Page and application data records
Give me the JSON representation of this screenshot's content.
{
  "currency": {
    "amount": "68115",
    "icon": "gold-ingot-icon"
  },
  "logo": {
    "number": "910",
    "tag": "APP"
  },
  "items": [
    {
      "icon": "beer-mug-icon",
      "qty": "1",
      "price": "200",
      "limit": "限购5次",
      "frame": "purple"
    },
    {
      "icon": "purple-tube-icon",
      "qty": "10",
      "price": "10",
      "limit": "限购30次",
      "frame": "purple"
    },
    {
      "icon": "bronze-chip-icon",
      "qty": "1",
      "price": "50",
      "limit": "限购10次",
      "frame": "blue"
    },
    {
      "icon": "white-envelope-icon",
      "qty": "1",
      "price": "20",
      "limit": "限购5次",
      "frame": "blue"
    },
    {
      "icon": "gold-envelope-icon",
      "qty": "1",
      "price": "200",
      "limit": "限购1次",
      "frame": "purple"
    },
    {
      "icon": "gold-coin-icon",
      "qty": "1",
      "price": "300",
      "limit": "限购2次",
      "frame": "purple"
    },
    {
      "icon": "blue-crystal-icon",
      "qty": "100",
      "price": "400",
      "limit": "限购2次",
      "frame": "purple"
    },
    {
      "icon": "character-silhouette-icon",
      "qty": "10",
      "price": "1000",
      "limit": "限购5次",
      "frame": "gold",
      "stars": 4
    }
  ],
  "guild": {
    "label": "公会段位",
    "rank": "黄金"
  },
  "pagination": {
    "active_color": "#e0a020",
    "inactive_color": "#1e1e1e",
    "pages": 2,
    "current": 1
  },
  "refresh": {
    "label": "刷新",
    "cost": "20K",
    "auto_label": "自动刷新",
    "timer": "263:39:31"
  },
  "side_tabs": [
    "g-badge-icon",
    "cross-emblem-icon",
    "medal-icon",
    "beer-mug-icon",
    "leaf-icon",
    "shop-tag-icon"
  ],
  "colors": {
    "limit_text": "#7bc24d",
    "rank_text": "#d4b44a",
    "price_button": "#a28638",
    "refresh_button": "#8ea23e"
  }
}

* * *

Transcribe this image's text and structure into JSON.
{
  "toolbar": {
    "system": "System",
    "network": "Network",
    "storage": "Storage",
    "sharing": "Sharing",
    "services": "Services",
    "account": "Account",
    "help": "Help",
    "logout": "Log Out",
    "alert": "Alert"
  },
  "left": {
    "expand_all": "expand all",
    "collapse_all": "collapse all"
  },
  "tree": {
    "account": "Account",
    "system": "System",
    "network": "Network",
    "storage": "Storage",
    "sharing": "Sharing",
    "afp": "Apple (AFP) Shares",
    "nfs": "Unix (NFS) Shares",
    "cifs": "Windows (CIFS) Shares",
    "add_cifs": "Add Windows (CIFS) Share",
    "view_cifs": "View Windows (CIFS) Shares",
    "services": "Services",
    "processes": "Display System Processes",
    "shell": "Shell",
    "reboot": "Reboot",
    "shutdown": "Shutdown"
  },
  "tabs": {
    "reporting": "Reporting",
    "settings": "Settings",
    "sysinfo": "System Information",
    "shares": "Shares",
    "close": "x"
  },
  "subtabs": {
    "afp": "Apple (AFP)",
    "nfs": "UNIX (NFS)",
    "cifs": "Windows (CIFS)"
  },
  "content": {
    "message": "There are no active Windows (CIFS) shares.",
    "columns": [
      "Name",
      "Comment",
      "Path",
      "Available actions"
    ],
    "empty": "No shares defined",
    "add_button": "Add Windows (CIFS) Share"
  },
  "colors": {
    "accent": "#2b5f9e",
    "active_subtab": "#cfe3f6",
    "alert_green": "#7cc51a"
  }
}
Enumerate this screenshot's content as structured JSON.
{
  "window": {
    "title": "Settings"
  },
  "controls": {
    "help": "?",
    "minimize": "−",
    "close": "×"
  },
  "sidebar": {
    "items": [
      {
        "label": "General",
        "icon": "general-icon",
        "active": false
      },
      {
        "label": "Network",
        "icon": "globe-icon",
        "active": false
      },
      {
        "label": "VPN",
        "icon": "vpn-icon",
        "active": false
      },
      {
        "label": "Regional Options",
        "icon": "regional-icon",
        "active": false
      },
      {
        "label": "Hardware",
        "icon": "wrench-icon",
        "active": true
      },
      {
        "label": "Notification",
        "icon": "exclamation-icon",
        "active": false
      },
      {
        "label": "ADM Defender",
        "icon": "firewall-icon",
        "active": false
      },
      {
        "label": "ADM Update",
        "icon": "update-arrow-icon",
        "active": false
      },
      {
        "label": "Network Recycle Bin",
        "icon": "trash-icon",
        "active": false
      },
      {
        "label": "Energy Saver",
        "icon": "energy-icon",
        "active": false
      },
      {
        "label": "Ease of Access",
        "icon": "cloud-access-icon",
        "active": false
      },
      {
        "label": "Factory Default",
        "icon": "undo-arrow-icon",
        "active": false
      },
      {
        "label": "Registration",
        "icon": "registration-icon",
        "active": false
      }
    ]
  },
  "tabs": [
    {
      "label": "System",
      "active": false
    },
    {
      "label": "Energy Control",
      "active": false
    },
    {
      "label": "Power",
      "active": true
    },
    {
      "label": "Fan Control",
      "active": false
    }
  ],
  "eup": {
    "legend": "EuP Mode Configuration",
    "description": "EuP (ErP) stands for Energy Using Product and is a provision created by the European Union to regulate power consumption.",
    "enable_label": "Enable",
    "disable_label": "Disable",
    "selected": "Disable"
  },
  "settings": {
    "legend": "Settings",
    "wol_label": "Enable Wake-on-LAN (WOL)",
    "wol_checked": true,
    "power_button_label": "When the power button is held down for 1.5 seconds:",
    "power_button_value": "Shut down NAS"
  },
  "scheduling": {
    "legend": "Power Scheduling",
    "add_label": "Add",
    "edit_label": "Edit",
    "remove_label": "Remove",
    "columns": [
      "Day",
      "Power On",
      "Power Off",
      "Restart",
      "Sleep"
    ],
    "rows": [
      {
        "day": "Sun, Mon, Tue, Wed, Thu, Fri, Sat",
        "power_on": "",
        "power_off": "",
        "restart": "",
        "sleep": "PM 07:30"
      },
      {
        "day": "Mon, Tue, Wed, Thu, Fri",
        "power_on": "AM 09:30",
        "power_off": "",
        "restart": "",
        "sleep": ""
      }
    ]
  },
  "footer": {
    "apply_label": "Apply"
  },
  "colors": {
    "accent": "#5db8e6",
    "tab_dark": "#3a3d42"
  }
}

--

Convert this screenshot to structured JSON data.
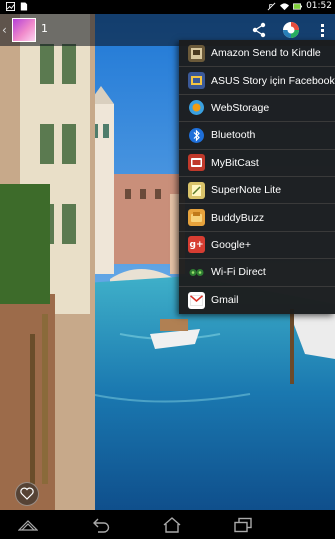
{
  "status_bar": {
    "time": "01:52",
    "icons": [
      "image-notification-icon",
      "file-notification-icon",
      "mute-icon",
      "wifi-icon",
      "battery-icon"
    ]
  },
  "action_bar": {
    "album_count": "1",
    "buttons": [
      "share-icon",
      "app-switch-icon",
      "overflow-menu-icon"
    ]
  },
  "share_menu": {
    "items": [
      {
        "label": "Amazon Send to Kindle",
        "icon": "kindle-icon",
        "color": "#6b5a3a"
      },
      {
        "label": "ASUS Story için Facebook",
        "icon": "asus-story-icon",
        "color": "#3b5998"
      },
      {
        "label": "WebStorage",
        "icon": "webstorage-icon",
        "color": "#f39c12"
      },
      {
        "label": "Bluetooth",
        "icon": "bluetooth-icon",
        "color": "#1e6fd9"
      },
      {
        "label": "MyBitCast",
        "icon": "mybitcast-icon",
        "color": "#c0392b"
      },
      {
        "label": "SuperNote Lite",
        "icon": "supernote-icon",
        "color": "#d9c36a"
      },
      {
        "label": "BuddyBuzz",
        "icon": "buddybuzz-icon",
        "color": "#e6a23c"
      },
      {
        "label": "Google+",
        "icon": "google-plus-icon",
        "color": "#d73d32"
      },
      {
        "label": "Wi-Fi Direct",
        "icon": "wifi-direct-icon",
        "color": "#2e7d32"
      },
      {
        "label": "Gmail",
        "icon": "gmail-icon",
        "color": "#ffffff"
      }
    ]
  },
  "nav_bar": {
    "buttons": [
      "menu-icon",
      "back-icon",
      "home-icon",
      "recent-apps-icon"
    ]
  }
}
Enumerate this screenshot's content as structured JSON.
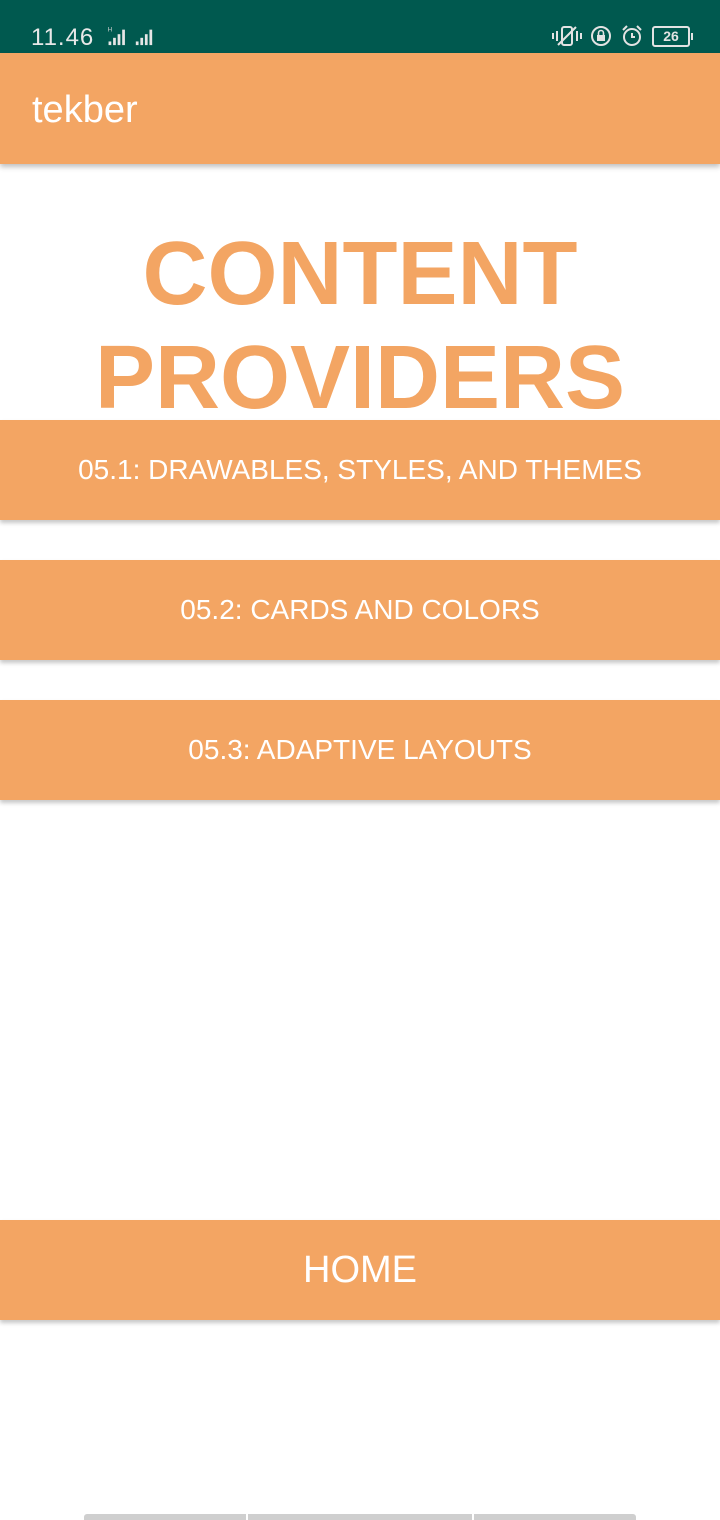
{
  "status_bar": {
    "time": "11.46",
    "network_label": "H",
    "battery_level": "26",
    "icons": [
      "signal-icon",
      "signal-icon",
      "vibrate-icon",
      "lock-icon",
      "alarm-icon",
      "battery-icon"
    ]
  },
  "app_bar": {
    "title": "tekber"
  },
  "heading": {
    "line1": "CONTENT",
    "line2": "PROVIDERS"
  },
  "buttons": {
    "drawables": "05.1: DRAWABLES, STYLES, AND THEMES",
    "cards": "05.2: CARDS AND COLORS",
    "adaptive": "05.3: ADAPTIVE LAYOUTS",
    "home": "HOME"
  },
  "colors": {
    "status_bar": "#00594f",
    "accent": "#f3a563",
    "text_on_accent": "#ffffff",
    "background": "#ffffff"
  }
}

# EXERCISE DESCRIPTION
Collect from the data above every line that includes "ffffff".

# COMPLETED EXERCISE
        "color": "#ffffff"
    "text_on_accent": "#ffffff",
    "background": "#ffffff"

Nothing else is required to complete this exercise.